Happy Birthday, Mom!
My mother was born in 1914 so she would have been 100 years old this July (or June). For almost all her life, she celebrated her birthday on July 15 but late in life, when she was going through some papers, she found that she was actually born on June 14. Close enough. She lived only 78 years.
She didn’t win any awards for being a great mother. She was critical, at times unaffectionate, and often seemingly disinterested in the lives of her two daughters. She was demanding when it came to appearances: hairstyles, clothing, and, later, your chosen profession and how you chose to live your life came under her severe scrutiny. My unmarried sister, who was Advertising Manager of Screw Magazine (a weekly “porn”
tabloid) was looked at with disdain. My mother used to lie to her friends when they asked her what her older daughter did.
On the other hand, since I was married with two children and in the respectable profession of teacher (high school math teacher!) I was on her good list. It really didn’t matter about our characters or intent; she judged by outward appearances almost exclusively.
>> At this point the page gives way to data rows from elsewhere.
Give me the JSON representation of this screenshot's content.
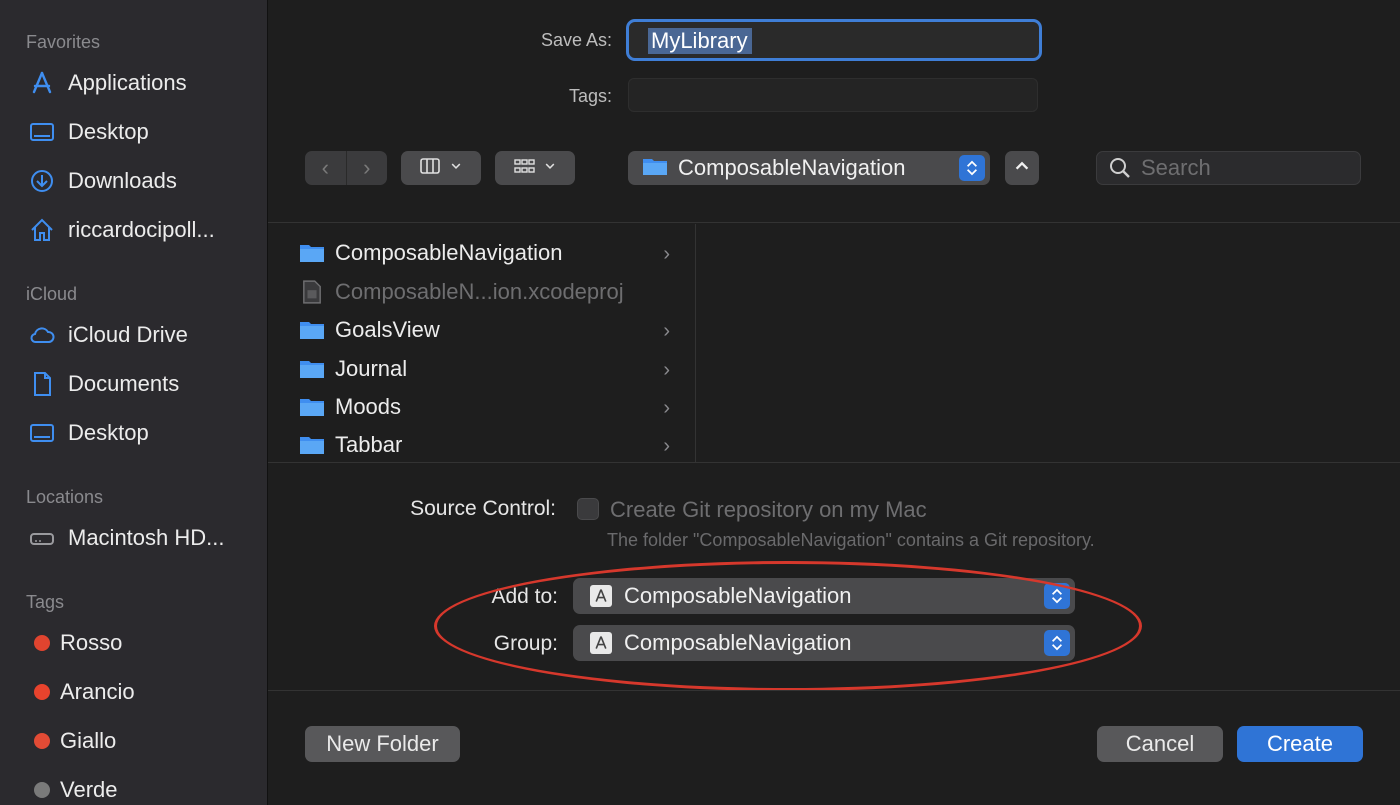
{
  "sidebar": {
    "favorites_header": "Favorites",
    "favorites": [
      {
        "label": "Applications",
        "icon": "applications-icon"
      },
      {
        "label": "Desktop",
        "icon": "desktop-icon"
      },
      {
        "label": "Downloads",
        "icon": "downloads-icon"
      },
      {
        "label": "riccardocipoll...",
        "icon": "home-icon"
      }
    ],
    "icloud_header": "iCloud",
    "icloud": [
      {
        "label": "iCloud Drive",
        "icon": "cloud-icon"
      },
      {
        "label": "Documents",
        "icon": "document-icon"
      },
      {
        "label": "Desktop",
        "icon": "desktop-icon"
      }
    ],
    "locations_header": "Locations",
    "locations": [
      {
        "label": "Macintosh HD...",
        "icon": "drive-icon"
      }
    ],
    "tags_header": "Tags",
    "tags": [
      {
        "label": "Rosso",
        "color": "#e0442f"
      },
      {
        "label": "Arancio",
        "color": "#e8432d"
      },
      {
        "label": "Giallo",
        "color": "#e24b35"
      },
      {
        "label": "Verde",
        "color": "#7a7a7a"
      }
    ]
  },
  "save": {
    "save_as_label": "Save As:",
    "save_as_value": "MyLibrary",
    "tags_label": "Tags:",
    "tags_value": ""
  },
  "toolbar": {
    "back_icon": "chevron-left-icon",
    "forward_icon": "chevron-right-icon",
    "column_view_icon": "columns-icon",
    "group_icon": "grid-icon",
    "path_value": "ComposableNavigation",
    "up_icon": "chevron-up-icon",
    "search_placeholder": "Search"
  },
  "files": [
    {
      "name": "ComposableNavigation",
      "kind": "folder",
      "has_children": true,
      "dim": false
    },
    {
      "name": "ComposableN...ion.xcodeproj",
      "kind": "xcodeproj",
      "has_children": false,
      "dim": true
    },
    {
      "name": "GoalsView",
      "kind": "folder",
      "has_children": true,
      "dim": false
    },
    {
      "name": "Journal",
      "kind": "folder",
      "has_children": true,
      "dim": false
    },
    {
      "name": "Moods",
      "kind": "folder",
      "has_children": true,
      "dim": false
    },
    {
      "name": "Tabbar",
      "kind": "folder",
      "has_children": true,
      "dim": false
    }
  ],
  "options": {
    "source_control_label": "Source Control:",
    "git_checkbox_label": "Create Git repository on my Mac",
    "git_note": "The folder \"ComposableNavigation\" contains a Git repository.",
    "add_to_label": "Add to:",
    "add_to_value": "ComposableNavigation",
    "group_label": "Group:",
    "group_value": "ComposableNavigation"
  },
  "buttons": {
    "new_folder": "New Folder",
    "cancel": "Cancel",
    "create": "Create"
  },
  "colors": {
    "accent": "#2f74d6",
    "annotation": "#d6382c"
  }
}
I learned many things from her but not how to have a loving relationship. I didn’t learn how to listen considerately to others or how to be compassionate. I learned to write Thank You notes for gifts; to speak my mind and to stand up for my rights; to care for my body by exercise, massage and beauty treatments. She modeled how to set an enticing table and how to prepare a good meal, how to serve well and be a good hostess.
From her, I get my youthful look (good genes!) and skin. My love of babies and enjoyment of reading. An appreciation of antiques and well-crafted clothing. She had many long-term friends; I now understand how important they are, especially when one reaches a certain age. She loved to play cards and mah jong. I play poker and Backgammon. She had a husband who was kindhearted, generous and thoughtful, qualities that I find in my own husband.
So, happy birthday to a unique woman; she worked out of the house from the 1950’s until she retired; she was, according to many of her friends, the “life of the party”, and she had two daughters who were successful in their careers and lived good lives. She wasn’t the best mother I ever met; but she was the one I had and I sometimes miss having her in my life just to tell her what’s new in mine.